CPSC should secure recalls, set strong infant sleep rules to prevent future tragedies, says CR

WASHINGTON, D.C.—Consumer Reports today called on the Consumer Product Safety Commission (CPSC) to aggressively seek recalls of all infant inclined sleep products, after they have been linked to at least 73 infant deaths and a rigorous study found them unsafe for infant sleep. In a letter sent today to the five-member group leading the safety agency, CR also urged commissioners to prevent future tragedies by voting to move forward on a strong set of infant sleep rules proposed by CPSC staff.

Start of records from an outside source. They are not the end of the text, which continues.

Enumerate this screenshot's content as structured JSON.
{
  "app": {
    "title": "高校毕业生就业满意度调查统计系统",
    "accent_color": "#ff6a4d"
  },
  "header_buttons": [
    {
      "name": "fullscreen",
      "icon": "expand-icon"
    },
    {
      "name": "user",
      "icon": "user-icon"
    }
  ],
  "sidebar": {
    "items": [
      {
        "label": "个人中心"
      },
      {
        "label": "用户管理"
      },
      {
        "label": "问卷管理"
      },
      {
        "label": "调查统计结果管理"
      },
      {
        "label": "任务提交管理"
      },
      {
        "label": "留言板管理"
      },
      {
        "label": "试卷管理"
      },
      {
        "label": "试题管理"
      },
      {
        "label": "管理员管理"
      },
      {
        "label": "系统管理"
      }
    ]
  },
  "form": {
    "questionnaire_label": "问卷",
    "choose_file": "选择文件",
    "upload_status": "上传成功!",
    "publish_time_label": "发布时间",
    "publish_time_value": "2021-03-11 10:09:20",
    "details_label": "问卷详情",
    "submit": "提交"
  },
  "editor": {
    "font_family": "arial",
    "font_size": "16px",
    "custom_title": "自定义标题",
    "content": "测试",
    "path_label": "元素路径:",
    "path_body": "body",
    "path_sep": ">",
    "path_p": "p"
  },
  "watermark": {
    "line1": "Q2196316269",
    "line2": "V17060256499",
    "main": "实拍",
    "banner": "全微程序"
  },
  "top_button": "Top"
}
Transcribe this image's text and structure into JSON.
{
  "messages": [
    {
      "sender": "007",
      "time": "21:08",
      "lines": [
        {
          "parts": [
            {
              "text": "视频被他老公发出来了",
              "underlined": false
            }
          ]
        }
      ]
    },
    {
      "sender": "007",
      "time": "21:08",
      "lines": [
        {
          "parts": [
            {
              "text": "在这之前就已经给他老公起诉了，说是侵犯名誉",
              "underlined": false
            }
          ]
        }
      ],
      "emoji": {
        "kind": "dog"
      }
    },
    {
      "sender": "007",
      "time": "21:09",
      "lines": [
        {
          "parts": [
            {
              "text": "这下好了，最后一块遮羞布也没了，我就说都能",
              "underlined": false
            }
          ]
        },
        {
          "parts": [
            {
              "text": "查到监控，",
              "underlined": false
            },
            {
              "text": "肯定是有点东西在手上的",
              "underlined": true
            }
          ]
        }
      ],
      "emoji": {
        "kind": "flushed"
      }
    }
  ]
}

“Countless infants remain at risk of dying in an inclined sleeper. The CPSC should use every tool it has to help get all inclined sleepers off the market and out of homes as quickly as possible,” said William Wallace, manager of home and safety policy for Consumer Reports.

The study—commissioned by the CPSC and led by Erin M. Mannen, Ph.D., of the University of Arkansas for Medical Sciences—analyzed inclined sleeper incident data, evaluated product design, and examined how infants move and use their muscles on flat and inclined surfaces to understand the impact of inclined sleepers on safety, including the risk of suffocation. Researchers concluded that none of the inclined sleep products that were tested and evaluated as a part of the study are safe for infant sleep.

Consumer Reports first reported in April that there were dozens of infant deaths associated with inclined sleepers. Since that time, manufacturers have recalled more than five million of the products, Congress has advanced a CR-endorsed bill to prohibit them, and the CPSC has learned that the number of infant deaths linked to these products is at least 73. Despite these developments, numerous dangerous inclined sleep products remain for sale and in homes.

“Right now, there’s nothing stopping manufacturers from continuing to sell inherently dangerous inclined sleepers or other sleep products that put infants at risk. CR strongly supports the CPSC staff proposal, because it would ensure that all current and future infant sleep products align with safe sleep principles. Every CPSC commissioner should vote to move it forward,” said Oriene Shin, policy counsel for home and product safety at Consumer Reports.

Consumer Reports urges anyone with an inclined sleep product or accessory to immediately stop using it. American Academy of Pediatrics safe sleep recommendations say that babies should be placed alone to bed on a firm, flat surface in their own space, with no extra bedding. All infant inclined sleep products and accessories conflict with that advice.


Contact: David Butler, dbutler@consumer.org, 202-462-6262

Consumer Reports is an independent, nonprofit membership organization that works side by side with consumers to create a fairer, safer, and healthier world. For 80 years, CR has provided evidence-based product testing and ratings, rigorous research, hard-hitting investigative journalism, public education, and steadfast policy action on behalf of consumers’ interests. Unconstrained by advertising or other commercial influences, CR has exposed landmark public health and safety issues and strives to be a catalyst for pro-consumer changes in the marketplace. From championing responsible auto safety standards, to winning food and water protections, to enhancing healthcare quality, to fighting back against predatory lenders in the financial markets, Consumer Reports has always been on the front lines, raising the voices of consumers.